Pied Imperial Pigeon (the light-colored birds with black wing tips). From Myanmar and Thailand, south to Java and east to the Philippines. They eat fruit and live along the coastal islands and scrub.
White-crested Laughing Thrush. This is a noisy social bird the can occasionally sound like they’re laughing. They are native to the Himalayan forest of teak and bamboo. I have no clue why he was waving a foot at me! 🙂
Malayan Great Argus. A repeat, I know, but this shot gives a better idea of just how large these birds are. They have the longest tail feathers of any wild bird. From Borneo, Sumatra, and the Malay Peninsula, they are omnivorous.
Palm Cockatoo. From New Guinea, Papua New Guinea and northern Australia. Eats nuts and seeds.
Burrowing Owl. How can I not show a picture of this cutie on every Aviary post?

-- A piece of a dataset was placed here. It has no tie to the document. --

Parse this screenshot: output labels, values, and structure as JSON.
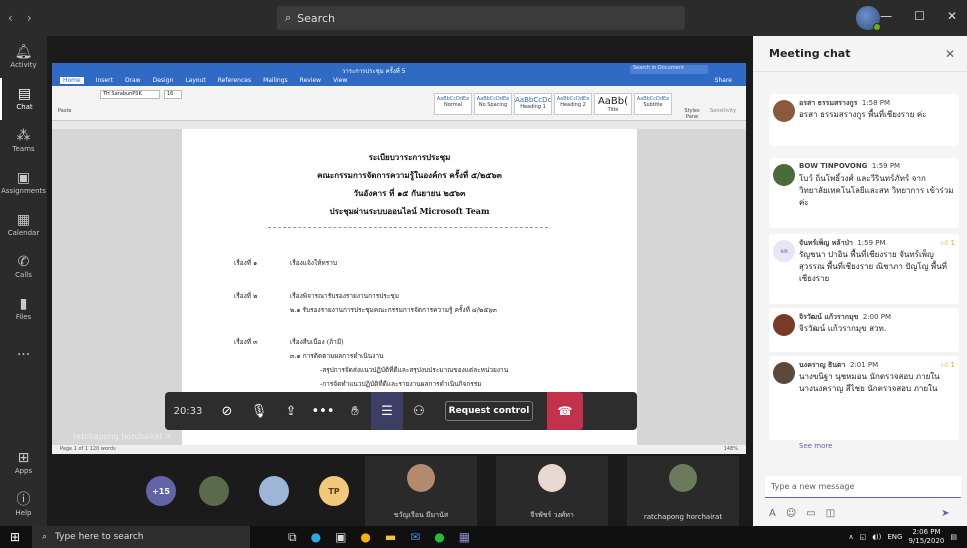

Native to the Americas, these little guys live in open grassland, prairie, and desert habitats. A long-legged tiny owl that eats small rodents, large insects, and other invertebrates. Unlike most owls, these guys are actually active during the daylight hours, but hunt mostly at night.
I have no idea what this bird is. I couldn’t find a tag or anything on the website. So if you know what this bird is, PLEASE speak up!
Roadrunner. A long-legged bird in the cuckoo family, this bird lives in desert and shrubby country of the southwestern United States and northern Mexico. These birds are known for running down their prey and have been clocked going as fast as 20 mph (32km/h). They are carnivorous and eat pretty much anything smaller than they are.
Double-barred Finch. Poor thing. This guy is from Australia and lives in grasslands, savannah, and shrubbed habitat. Grass is a natural material used for nesting and this poor little guy just kept working and working this piece of grass, unable to pull it free because it is still half green and well attached. I was seriously tempted to reach in and tear it off for him.
The Double-barred Finch is also known as the owl finch because of the dark rings around their eyes. You can see where he’s been grooming his feathers. The nest basket in the corner is where the grass was supposed to go, the spouse fussing inside.
Hope you’re enjoying the birdies. Part two coming soon.